One of my dearest friends, my roommate Morgan, had said to me, “Listen, I want us to stay friends. I love you and I want us to stay together, so I have to move out.” She was right to do it. We’re best friends to this day, though how I deserve that, I have no idea.
The apartment, though, was mostly cleaned out. I realize that I am mixing up timelines here, that I am remembering things out of order and mixed together, and all kinds of emotionally charged events are coming together into this one narrative. But they happened, each of them.
At any rate, one night in January, I sat on the floor with my other dearest friend, Patrick, holding a cauldron in my lap with a candle burning in it. (You know, like you do when all your less important possessions have been moved.) I was crying and crying, staring alternately out at the snowy balcony and at the candle that lit my face against the dark, electricity-less room.
Patrick and I both worked second shift. It was something like 2:30 in the morning, as I recall.
And he said, “Where do you want to be right now?”
I said, “At the Farm. At Four Quarters. I need to see the Stones and the creek.”
I Need to be at the Farm
I answered with no idea that we’d go, that I’d get there. I said it in despair, knowing there was no way we’d get to the Farm, 2 hours or so away, snow on the ground. The road into camp would probably be impassable anyway.
“Let’s go,” Patrick replied.
So we went.
We took Route 26 all the way, driving way too fast, especially for winter, passing herds of deer along the way, grazing on the hills. (None of whom decided to leap in front of us, thanks be to Goddex.) We didn’t take the highway. We wound our way down Standing Stone Parkway, past the golfcourse there. We drove around the curve we called “Death Gravel” (Later we would learn a little shortcut that avoided it.).
It was dark, dark. But the sky was clear and there was a moon. Not full, I don’t think because I remember the stars so vividly.
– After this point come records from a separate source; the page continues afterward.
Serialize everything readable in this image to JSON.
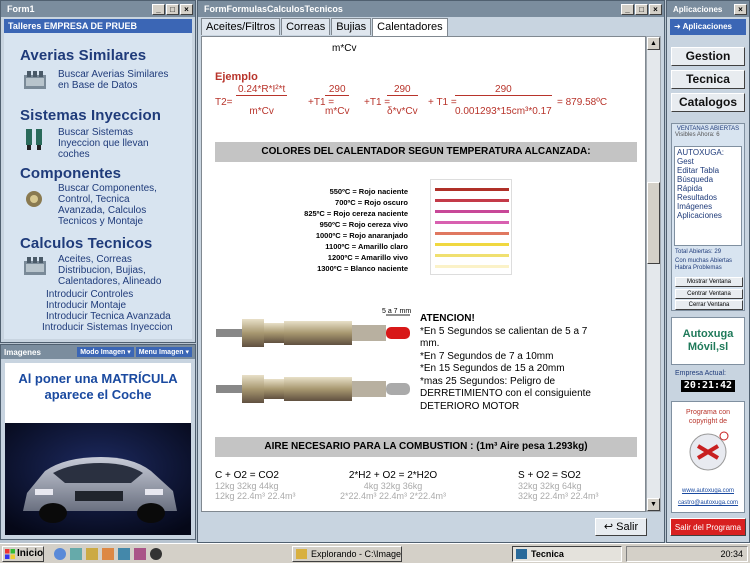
{
  "form1": {
    "title": "Form1",
    "header": "Talleres EMPRESA DE PRUEB",
    "sections": [
      {
        "title": "Averias Similares",
        "lines": [
          "Buscar Averias Similares",
          "en Base de Datos"
        ]
      },
      {
        "title": "Sistemas Inyeccion",
        "lines": [
          "Buscar Sistemas",
          "Inyeccion que llevan",
          "coches"
        ]
      },
      {
        "title": "Componentes",
        "lines": [
          "Buscar Componentes,",
          "Control, Tecnica",
          "Avanzada, Calculos",
          "Tecnicos y Montaje"
        ]
      },
      {
        "title": "Calculos Tecnicos",
        "lines": [
          "Aceites, Correas",
          "Distribucion, Bujias,",
          "Calentadores, Alineado"
        ]
      }
    ],
    "links": [
      "Introducir Controles",
      "Introducir Montaje",
      "Introducir Tecnica Avanzada",
      "Introducir Sistemas Inyeccion"
    ]
  },
  "imagenes": {
    "title": "Imagenes",
    "menu1": "Modo Imagen",
    "menu2": "Menu Imagen",
    "caption": "Al poner una MATRÍCULA aparece el Coche"
  },
  "main": {
    "title": "FormFormulasCalculosTecnicos",
    "tabs": [
      "Aceites/Filtros",
      "Correas",
      "Bujias",
      "Calentadores"
    ],
    "active_tab": "Calentadores",
    "top_formula": "m*Cv",
    "ejemplo": "Ejemplo",
    "formula": {
      "t2": "T2=",
      "f1_num": "0.24*R*I²*t",
      "f1_den": "m*Cv",
      "plus_t1": "+T1 =",
      "f2_num": "290",
      "f2_den": "m*Cv",
      "f3_num": "290",
      "f3_den": "δ*v*Cv",
      "plus_t1b": "+ T1 =",
      "f4_num": "290",
      "f4_den": "0.001293*15cm³*0.17",
      "result": "= 879.58ºC"
    },
    "colores_header": "COLORES DEL CALENTADOR SEGUN TEMPERATURA ALCANZADA:",
    "temperatures": [
      "550ºC = Rojo naciente",
      "700ºC = Rojo oscuro",
      "825ºC = Rojo cereza naciente",
      "950ºC = Rojo cereza vivo",
      "1000ºC = Rojo anaranjado",
      "1100ºC = Amarillo claro",
      "1200ºC = Amarillo vivo",
      "1300ºC = Blanco naciente"
    ],
    "stripe_colors": [
      "#b03028",
      "#c43a48",
      "#c84898",
      "#d860b0",
      "#e07860",
      "#f0d840",
      "#f0e070",
      "#fbf2c8"
    ],
    "plug_dimension": "5 a 7 mm",
    "atencion_title": "ATENCION!",
    "atencion_lines": [
      "*En 5 Segundos se calientan de 5 a 7",
      "mm.",
      "*En 7 Segundos de 7 a 10mm",
      "*En 15 Segundos de 15 a 20mm",
      "*mas 25 Segundos: Peligro de",
      "DERRETIMIENTO con el consiguiente",
      "DETERIORO MOTOR"
    ],
    "aire_header": "AIRE NECESARIO PARA LA COMBUSTION : (1m³ Aire pesa 1.293kg)",
    "combustion": {
      "c_eq": "C  +  O2 = CO2",
      "c_kg": "12kg  32kg  44kg",
      "c_m3": "12kg 22.4m³ 22.4m³",
      "h_eq": "2*H2 + O2 = 2*H2O",
      "h_kg": "4kg    32kg    36kg",
      "h_m3": "2*22.4m³ 22.4m³ 2*22.4m³",
      "s_eq": "S  +  O2 = SO2",
      "s_kg": "32kg   32kg   64kg",
      "s_m3": "32kg 22.4m³ 22.4m³"
    },
    "salir": "Salir"
  },
  "right": {
    "title": "Aplicaciones",
    "aplicaciones_btn": "Aplicaciones",
    "buttons": [
      "Gestion",
      "Tecnica",
      "Catalogos"
    ],
    "ventanas_title": "VENTANAS ABIERTAS",
    "visibles": "Visibles Ahora: 6",
    "window_list": [
      "AUTOXUGA: Gest",
      "Editar Tabla",
      "Búsqueda Rápida",
      "Resultados",
      "Imágenes",
      "Aplicaciones"
    ],
    "total": "Total Abiertas: 29",
    "warning": "Con muchas Abiertas Habra Problemas",
    "small_buttons": [
      "Mostrar Ventana",
      "Centrar Ventana",
      "Cerrar Ventana"
    ],
    "brand_line1": "Autoxuga",
    "brand_line2": "Móvil,sl",
    "empresa_label": "Empresa Actual:",
    "clock": "20:21:42",
    "copyright_line1": "Programa con",
    "copyright_line2": "copyright de",
    "url1": "www.autoxuga.com",
    "url2": "castro@autoxuga.com",
    "salir_programa": "Salir del Programa"
  },
  "taskbar": {
    "start": "Inicio",
    "task1": "Explorando - C:\\Imagen...",
    "task2": "Tecnica",
    "time": "20:34"
  }
}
And then we turned onto Silver Mills Road, just before the road sign for Northcraft, just after the little bridge over the creek. From Silver Mills Road we passed the Conrads’ farm and onto the Land of Four Quarters.
It was too early for anyone to be awake at the Farmhouse, so we drove on by, Patrick being careful, as we always said, to drive on the high parts, so as not to fall into one of the pits along the unpaved, ungraveled road. Up to the High Meadow. Down. Up again to where the Stone Circle–o, so small you were then; just so many dreams–was, like something close to five or seven Stones. Up to where the Fire Circle was on our right where in the summer one year there’d be a sign that said, “Freedom is not license.”
And down, down, down to the Big Bottoms. Down to the place I most wanted to be.
To Sideling Hill Creek in the depth of January.